by Andrew Arnett
A day after Thursday’s FBI arrest of 26-year old Blake Benthall on charges of operating the illicit website Silk Road 2.0, Europol has announced a total of 17 arrests and the shutdown of 414 Darknet websites offering illegal goods and services, according to the Guardian.
The joint international operation, code named “Operation Onymous,” has seized $1 million in bitcoin currency, $220,000 in cash, including drugs and guns.
Law enforcement agencies from 17 countries were involved in the operation based at Europol’s Joint Cybercrime Action Taskforce headquartered at The Hague, Netherlands.
Troels Oerting, head of the European police agency’s cybercrimes division stated “We will go after drug dealers regardless of whether they operate in the physical or virtual world.”
In addition to shutting down Silk Road 2.0, the sting has netted websites located on the Tor anonymity network, including the sites Blue Sky, Pandora, Hydra, and Cloud Nine.
Silk Road 2.0 had sales of $8 million per month with 150,000 active users. According to the Guardian, Silk Road 2.0 had “over 13,000 listings for controlled substances, including, among others, 1,783 listings for “psychedelics”, 1,697 listings for “ecstasy”, 1,707 listings for “cannabis”, and 379 listings for “opioids”.
The illicit drug trade has flourished on the Darknet since the original Silk Road was seized, and its owner Ross Ulbrecht, aka “the Dread Pirate Roberts,” was taken into custody in October 2013.
According to Oerting, the operation is ongoing and more arrests in other countries are expected.
Oerting also stated that “In the next wave we’re going to come after people using these sites. They might hear a knock at the door.”

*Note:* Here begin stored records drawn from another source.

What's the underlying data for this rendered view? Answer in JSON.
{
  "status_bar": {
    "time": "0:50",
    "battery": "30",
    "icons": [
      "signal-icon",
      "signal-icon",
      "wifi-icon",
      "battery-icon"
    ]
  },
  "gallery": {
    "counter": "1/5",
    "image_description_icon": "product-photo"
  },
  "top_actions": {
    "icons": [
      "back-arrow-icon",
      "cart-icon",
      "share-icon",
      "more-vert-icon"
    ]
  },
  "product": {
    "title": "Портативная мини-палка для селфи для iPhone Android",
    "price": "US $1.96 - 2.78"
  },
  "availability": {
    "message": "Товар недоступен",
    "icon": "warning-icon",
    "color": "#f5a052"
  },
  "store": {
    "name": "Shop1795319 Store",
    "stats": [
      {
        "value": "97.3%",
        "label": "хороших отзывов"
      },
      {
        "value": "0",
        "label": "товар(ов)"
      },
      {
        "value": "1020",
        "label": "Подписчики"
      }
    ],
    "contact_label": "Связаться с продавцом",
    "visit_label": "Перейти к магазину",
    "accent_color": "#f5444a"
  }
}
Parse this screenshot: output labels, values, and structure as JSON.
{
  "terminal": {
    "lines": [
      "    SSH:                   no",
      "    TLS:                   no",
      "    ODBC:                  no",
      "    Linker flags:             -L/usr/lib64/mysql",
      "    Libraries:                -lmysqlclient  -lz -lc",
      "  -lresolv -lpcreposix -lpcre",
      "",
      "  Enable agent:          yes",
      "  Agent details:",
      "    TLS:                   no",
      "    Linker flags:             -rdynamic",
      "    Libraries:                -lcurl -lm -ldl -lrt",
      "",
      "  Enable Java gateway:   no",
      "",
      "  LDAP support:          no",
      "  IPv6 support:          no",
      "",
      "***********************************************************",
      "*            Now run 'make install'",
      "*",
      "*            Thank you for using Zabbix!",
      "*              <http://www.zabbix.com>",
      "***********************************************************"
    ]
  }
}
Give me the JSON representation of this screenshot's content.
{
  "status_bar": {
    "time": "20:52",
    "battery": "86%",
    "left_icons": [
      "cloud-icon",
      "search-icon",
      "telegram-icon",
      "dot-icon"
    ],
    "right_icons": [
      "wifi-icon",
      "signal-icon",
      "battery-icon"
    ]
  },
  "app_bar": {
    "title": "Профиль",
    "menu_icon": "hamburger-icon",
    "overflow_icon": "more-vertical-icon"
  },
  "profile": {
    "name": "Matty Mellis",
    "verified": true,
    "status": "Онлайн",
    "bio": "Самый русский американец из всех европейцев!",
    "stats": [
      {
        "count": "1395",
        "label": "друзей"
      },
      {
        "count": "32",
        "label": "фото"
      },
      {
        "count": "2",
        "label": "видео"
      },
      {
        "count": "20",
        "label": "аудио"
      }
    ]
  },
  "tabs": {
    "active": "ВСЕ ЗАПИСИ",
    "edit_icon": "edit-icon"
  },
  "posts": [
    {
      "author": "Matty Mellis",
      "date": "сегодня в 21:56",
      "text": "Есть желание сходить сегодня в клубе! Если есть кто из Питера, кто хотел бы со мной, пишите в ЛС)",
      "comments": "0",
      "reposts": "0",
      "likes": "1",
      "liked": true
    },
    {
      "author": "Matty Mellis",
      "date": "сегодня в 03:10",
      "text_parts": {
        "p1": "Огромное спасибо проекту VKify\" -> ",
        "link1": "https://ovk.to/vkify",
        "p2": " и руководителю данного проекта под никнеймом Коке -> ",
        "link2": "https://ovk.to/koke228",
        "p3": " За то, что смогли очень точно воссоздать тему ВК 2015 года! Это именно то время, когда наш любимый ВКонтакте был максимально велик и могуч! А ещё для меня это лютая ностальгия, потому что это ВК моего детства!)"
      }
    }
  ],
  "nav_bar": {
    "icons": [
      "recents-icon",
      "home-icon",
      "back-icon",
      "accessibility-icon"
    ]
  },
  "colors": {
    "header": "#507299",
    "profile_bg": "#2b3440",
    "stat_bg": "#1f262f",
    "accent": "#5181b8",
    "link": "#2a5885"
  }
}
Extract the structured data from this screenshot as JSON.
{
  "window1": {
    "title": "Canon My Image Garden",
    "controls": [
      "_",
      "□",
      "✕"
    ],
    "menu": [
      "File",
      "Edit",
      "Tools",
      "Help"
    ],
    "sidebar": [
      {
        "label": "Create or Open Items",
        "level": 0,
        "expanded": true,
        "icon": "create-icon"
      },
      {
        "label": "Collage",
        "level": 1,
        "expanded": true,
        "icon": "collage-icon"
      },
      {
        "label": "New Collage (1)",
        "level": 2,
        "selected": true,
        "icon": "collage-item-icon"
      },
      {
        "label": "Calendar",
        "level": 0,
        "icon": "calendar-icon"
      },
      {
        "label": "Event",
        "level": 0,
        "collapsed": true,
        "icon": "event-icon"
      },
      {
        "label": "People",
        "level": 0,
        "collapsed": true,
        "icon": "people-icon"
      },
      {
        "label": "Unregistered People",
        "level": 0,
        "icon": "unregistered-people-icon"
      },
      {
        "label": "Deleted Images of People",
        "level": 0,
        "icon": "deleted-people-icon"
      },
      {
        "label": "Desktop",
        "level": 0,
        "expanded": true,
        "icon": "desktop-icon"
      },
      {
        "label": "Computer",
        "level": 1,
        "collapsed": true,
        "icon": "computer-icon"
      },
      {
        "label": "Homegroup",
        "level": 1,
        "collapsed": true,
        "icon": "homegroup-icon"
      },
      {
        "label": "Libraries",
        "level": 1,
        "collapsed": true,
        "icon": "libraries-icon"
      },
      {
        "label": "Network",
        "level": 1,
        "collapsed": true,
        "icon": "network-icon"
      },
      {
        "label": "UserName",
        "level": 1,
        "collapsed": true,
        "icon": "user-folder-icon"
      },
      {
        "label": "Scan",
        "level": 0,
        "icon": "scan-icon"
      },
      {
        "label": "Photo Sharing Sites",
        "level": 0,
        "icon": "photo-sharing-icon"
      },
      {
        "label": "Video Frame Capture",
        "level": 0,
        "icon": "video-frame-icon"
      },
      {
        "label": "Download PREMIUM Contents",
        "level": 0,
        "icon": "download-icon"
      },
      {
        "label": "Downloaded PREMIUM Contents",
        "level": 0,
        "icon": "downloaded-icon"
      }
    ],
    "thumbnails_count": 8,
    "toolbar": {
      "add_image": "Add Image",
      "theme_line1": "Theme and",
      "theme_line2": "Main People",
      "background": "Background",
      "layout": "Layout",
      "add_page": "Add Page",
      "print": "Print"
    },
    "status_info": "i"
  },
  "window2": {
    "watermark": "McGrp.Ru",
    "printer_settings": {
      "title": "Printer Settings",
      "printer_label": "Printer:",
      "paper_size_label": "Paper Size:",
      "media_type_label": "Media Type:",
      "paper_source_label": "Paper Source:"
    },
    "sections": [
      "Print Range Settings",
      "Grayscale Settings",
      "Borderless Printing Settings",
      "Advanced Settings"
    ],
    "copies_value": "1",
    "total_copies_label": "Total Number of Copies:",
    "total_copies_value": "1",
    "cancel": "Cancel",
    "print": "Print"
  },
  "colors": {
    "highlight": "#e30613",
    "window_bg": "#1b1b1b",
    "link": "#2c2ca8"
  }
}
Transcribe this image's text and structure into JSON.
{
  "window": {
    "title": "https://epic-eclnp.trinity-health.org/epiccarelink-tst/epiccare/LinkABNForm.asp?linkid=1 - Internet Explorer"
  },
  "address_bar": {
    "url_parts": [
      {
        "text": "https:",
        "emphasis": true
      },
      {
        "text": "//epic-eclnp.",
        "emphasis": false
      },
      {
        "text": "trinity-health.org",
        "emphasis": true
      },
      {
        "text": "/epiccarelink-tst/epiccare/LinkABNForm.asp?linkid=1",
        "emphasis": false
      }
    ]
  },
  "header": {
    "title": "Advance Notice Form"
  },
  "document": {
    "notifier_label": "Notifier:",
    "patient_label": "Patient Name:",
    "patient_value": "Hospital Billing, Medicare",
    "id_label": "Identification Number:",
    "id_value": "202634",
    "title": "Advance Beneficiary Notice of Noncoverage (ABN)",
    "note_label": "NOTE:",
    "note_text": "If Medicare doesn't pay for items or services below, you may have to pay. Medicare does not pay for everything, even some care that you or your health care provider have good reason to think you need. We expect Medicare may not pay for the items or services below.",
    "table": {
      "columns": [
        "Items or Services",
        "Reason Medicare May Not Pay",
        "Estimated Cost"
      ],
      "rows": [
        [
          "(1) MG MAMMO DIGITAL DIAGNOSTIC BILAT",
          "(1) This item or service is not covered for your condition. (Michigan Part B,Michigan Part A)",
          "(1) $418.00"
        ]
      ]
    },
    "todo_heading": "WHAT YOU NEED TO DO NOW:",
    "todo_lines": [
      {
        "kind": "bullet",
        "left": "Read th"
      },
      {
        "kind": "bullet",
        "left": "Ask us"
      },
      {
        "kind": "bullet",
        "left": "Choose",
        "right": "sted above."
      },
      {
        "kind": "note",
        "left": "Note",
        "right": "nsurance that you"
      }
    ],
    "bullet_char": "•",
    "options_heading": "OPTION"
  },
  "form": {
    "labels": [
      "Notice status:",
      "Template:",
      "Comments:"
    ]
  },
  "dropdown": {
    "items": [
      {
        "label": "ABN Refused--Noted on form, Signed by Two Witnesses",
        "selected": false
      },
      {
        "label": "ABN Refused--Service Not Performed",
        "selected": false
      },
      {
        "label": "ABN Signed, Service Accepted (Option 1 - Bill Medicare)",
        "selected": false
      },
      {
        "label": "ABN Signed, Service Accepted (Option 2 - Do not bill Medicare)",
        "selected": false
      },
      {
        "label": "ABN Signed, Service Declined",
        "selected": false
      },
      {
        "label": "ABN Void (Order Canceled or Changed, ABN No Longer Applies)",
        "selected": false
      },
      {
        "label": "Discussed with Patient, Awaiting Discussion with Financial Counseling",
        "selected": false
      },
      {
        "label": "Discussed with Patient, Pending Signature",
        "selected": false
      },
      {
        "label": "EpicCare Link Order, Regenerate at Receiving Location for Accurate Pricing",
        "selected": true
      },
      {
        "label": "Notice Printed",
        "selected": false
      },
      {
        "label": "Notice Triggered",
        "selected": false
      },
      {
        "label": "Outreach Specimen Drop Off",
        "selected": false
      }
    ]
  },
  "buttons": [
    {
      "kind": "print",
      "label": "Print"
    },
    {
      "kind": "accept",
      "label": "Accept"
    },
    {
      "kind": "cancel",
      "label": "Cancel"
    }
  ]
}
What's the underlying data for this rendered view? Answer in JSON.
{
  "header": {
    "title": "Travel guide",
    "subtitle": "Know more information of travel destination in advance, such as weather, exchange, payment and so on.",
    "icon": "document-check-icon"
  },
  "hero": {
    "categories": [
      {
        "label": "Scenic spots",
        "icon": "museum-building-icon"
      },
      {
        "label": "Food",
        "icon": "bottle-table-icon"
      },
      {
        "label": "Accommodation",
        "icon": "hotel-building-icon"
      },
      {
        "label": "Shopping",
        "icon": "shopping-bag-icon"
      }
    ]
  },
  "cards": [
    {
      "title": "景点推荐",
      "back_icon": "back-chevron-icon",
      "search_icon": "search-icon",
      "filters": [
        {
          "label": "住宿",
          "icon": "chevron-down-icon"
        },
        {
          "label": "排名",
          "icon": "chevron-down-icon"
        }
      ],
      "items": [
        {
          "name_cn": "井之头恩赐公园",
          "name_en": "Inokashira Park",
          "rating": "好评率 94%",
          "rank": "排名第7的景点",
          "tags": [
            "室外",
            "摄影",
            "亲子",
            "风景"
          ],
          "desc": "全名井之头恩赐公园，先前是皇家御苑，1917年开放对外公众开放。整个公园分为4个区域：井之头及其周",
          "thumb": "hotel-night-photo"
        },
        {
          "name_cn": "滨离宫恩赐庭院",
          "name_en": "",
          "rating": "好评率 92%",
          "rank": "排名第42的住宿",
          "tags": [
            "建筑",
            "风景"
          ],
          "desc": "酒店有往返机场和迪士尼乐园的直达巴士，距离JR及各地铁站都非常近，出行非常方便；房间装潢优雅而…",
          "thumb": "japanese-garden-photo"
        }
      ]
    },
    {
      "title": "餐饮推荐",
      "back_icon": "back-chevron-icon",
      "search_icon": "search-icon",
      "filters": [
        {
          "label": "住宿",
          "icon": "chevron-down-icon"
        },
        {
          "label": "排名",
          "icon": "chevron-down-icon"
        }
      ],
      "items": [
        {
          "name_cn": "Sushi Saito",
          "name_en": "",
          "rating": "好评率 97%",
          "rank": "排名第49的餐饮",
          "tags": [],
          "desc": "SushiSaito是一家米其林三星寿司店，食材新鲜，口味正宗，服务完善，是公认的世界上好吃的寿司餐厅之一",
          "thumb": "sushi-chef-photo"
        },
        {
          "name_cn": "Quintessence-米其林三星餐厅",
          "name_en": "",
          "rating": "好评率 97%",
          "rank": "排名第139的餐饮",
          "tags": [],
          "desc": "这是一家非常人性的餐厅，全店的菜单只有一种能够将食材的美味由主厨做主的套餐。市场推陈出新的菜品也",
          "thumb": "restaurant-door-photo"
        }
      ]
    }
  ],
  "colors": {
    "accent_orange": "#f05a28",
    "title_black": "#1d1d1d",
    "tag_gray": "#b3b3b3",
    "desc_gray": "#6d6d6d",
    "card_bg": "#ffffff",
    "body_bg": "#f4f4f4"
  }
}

According to Business Insider, on Friday November 7, only hours after the closure of Silk Road 2.0, a new site, Silk Road 3.0, went online and operational.
[ Note: All links to references are underlined ]